The Fayette Power Project, a coal-fired plant operated by the Lower Colorado River Authority in Fayette County in Central Texas. The plant's cooling water comes from Lake Fayette, a 2,400-acre reservoir that the LCRA says "provides a variety of recreational opportunities and some of the state's best freshwater fishing."

This article originally appeared in The Texas Tribune at

If the drought in Texas continues well into next spring and summer, some power plants could be forced to stop operating, the state grid operator said.

“If we don’t get any rain between now and next summer, there’s potentially several thousand megawatts of generation that wouldn’t be available and would be affected,” said Kent Saathoff, an official with the Electric Reliability Council of Texas, the grid operator, in an interview last Thursday. (To provide context, ERCOT manages about 84,400 megawatts of generation capacity. Also, the coal-plant closures and changes announced earlier this week by the power generator Luminant amount to 1,300 megawatts.)

So far, Saathoff said, “it’s not a major issue.” But if no rain falls by spring, “we will be very concerned at that point,” he said.

The Texas electric grid experienced severe strains this summer amid record-breaking heat.

Nuclear, coal and natural gas plants need vast amounts of water to cool equipment — which is why the South Texas Project, for example, has large reservoirs on-site. Much of the water used by power plants is discharged back into ponds or rivers after it is used for cooling.

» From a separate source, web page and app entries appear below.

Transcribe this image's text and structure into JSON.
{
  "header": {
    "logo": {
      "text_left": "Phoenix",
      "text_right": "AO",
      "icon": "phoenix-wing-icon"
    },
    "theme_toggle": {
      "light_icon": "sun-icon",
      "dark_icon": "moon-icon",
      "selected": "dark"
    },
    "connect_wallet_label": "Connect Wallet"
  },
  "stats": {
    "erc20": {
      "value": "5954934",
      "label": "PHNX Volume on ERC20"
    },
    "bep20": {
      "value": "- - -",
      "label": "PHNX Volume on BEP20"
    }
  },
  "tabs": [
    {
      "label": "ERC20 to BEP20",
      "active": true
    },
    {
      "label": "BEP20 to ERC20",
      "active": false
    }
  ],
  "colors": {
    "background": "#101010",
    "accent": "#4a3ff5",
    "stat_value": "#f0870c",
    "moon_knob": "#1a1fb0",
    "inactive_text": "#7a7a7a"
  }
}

The drought, already the worst single-year dry spell in recorded Texas history, seems set to continue, given the return of La Niña, an intermittent Pacific Ocean phenomenon that generally makes Texas drier.

This summer, one large plant had to reduce operations at night so that it could operate fully during the day when the power is most needed, Saathoff said. There were two issues: extreme heat made it harder for the water to cool down enough to be discharged, and the drought reduced the volume of cooler water available in a reservoir that would have helped reduce the temperature of the discharged water.

A number of plants, Saathoff said, are already “piping in water from nearby rivers that they may not normally get water from,” especially in East Texas near the Trinity and Sabine rivers.

“Unfortunately, you can’t manufacture water,” Saathoff said, adding that the plants that have been reported as being “in the most jeopardy,” should the drought continue, include a coal plant and several gas plants. One option for mitigating the situation, he said, could be to revive mothballed power plants to help handle the demand on the electric grid.

How are individual plants preparing? “We have the water we need for this year, and well into next year,” said Dave Knox, a spokesman for NRG, a large electricity generator. He said his company will be “working with the river authorities to ensure that we have the water supply we need.”

Clara Tuma, a spokeswoman for the Lower Colorado River Authority, a major water supplier, said that power plants and other large water customers, like cities, could be subject to mandatory cutbacks if the drought gets bad enough. Right now, she said, “There is no mandatory curtailment for LCRA customers at this time, but if the drought continues it is likely we will reach the stage of the water management plan where cutbacks are required.”

The LCRA also operates some power plants of its own. Said Tuma: “LCRA anticipates it will have sufficient water to operate its power plants throughout the drought, and we do not anticipate a reduction in our planned power production because of water availability.”

– Kate Galbraith, The Texas Tribune

Image credit: Lower Colorado River Authority